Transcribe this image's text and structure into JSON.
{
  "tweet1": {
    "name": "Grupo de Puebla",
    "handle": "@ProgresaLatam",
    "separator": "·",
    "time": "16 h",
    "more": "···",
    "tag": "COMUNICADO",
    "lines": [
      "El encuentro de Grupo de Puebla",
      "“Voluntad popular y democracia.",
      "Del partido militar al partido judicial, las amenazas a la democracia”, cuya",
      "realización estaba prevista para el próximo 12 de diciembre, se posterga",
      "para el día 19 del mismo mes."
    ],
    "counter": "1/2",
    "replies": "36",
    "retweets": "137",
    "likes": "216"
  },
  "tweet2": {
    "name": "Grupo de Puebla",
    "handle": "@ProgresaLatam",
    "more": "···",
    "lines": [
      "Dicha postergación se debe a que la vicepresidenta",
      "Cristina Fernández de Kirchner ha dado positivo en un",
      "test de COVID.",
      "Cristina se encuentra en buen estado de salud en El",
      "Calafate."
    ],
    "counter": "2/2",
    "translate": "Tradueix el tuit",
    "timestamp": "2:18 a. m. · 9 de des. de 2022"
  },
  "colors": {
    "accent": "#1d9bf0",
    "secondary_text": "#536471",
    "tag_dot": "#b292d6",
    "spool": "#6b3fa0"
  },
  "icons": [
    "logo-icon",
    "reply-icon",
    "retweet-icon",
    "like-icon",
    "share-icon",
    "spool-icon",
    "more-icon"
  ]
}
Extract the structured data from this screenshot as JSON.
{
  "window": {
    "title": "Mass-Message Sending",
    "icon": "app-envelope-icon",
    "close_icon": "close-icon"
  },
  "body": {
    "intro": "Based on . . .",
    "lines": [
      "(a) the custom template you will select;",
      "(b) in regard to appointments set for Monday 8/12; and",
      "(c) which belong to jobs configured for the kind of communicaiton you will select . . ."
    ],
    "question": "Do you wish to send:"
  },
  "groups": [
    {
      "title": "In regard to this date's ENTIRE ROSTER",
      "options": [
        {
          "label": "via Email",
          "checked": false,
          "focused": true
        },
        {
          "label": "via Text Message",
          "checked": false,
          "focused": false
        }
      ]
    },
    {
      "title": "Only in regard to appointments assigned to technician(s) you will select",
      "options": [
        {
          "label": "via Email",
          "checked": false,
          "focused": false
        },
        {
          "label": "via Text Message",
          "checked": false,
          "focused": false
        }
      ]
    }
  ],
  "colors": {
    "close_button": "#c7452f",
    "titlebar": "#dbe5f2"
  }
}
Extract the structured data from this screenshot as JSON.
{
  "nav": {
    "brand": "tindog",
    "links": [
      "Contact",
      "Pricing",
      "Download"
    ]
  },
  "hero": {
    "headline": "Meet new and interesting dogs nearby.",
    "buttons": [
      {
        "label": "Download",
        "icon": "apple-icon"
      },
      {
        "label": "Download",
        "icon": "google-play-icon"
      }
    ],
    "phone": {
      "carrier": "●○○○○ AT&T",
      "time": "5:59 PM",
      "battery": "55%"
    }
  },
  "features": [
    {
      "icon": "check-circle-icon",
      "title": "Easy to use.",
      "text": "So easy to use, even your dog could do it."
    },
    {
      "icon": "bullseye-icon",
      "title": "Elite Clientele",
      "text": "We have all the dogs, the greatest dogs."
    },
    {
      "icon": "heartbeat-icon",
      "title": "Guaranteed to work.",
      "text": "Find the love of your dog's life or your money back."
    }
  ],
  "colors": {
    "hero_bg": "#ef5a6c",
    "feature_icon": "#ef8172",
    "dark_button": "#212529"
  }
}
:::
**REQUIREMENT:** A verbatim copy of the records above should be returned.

**RESULT:**
Transcribe this image's text and structure into JSON.
{
  "tweet1": {
    "name": "Grupo de Puebla",
    "handle": "@ProgresaLatam",
    "separator": "·",
    "time": "16 h",
    "more": "···",
    "tag": "COMUNICADO",
    "lines": [
      "El encuentro de Grupo de Puebla",
      "“Voluntad popular y democracia.",
      "Del partido militar al partido judicial, las amenazas a la democracia”, cuya",
      "realización estaba prevista para el próximo 12 de diciembre, se posterga",
      "para el día 19 del mismo mes."
    ],
    "counter": "1/2",
    "replies": "36",
    "retweets": "137",
    "likes": "216"
  },
  "tweet2": {
    "name": "Grupo de Puebla",
    "handle": "@ProgresaLatam",
    "more": "···",
    "lines": [
      "Dicha postergación se debe a que la vicepresidenta",
      "Cristina Fernández de Kirchner ha dado positivo en un",
      "test de COVID.",
      "Cristina se encuentra en buen estado de salud en El",
      "Calafate."
    ],
    "counter": "2/2",
    "translate": "Tradueix el tuit",
    "timestamp": "2:18 a. m. · 9 de des. de 2022"
  },
  "colors": {
    "accent": "#1d9bf0",
    "secondary_text": "#536471",
    "tag_dot": "#b292d6",
    "spool": "#6b3fa0"
  },
  "icons": [
    "logo-icon",
    "reply-icon",
    "retweet-icon",
    "like-icon",
    "share-icon",
    "spool-icon",
    "more-icon"
  ]
}
Extract the structured data from this screenshot as JSON.
{
  "window": {
    "title": "Mass-Message Sending",
    "icon": "app-envelope-icon",
    "close_icon": "close-icon"
  },
  "body": {
    "intro": "Based on . . .",
    "lines": [
      "(a) the custom template you will select;",
      "(b) in regard to appointments set for Monday 8/12; and",
      "(c) which belong to jobs configured for the kind of communicaiton you will select . . ."
    ],
    "question": "Do you wish to send:"
  },
  "groups": [
    {
      "title": "In regard to this date's ENTIRE ROSTER",
      "options": [
        {
          "label": "via Email",
          "checked": false,
          "focused": true
        },
        {
          "label": "via Text Message",
          "checked": false,
          "focused": false
        }
      ]
    },
    {
      "title": "Only in regard to appointments assigned to technician(s) you will select",
      "options": [
        {
          "label": "via Email",
          "checked": false,
          "focused": false
        },
        {
          "label": "via Text Message",
          "checked": false,
          "focused": false
        }
      ]
    }
  ],
  "colors": {
    "close_button": "#c7452f",
    "titlebar": "#dbe5f2"
  }
}
Extract the structured data from this screenshot as JSON.
{
  "nav": {
    "brand": "tindog",
    "links": [
      "Contact",
      "Pricing",
      "Download"
    ]
  },
  "hero": {
    "headline": "Meet new and interesting dogs nearby.",
    "buttons": [
      {
        "label": "Download",
        "icon": "apple-icon"
      },
      {
        "label": "Download",
        "icon": "google-play-icon"
      }
    ],
    "phone": {
      "carrier": "●○○○○ AT&T",
      "time": "5:59 PM",
      "battery": "55%"
    }
  },
  "features": [
    {
      "icon": "check-circle-icon",
      "title": "Easy to use.",
      "text": "So easy to use, even your dog could do it."
    },
    {
      "icon": "bullseye-icon",
      "title": "Elite Clientele",
      "text": "We have all the dogs, the greatest dogs."
    },
    {
      "icon": "heartbeat-icon",
      "title": "Guaranteed to work.",
      "text": "Find the love of your dog's life or your money back."
    }
  ],
  "colors": {
    "hero_bg": "#ef5a6c",
    "feature_icon": "#ef8172",
    "dark_button": "#212529"
  }
}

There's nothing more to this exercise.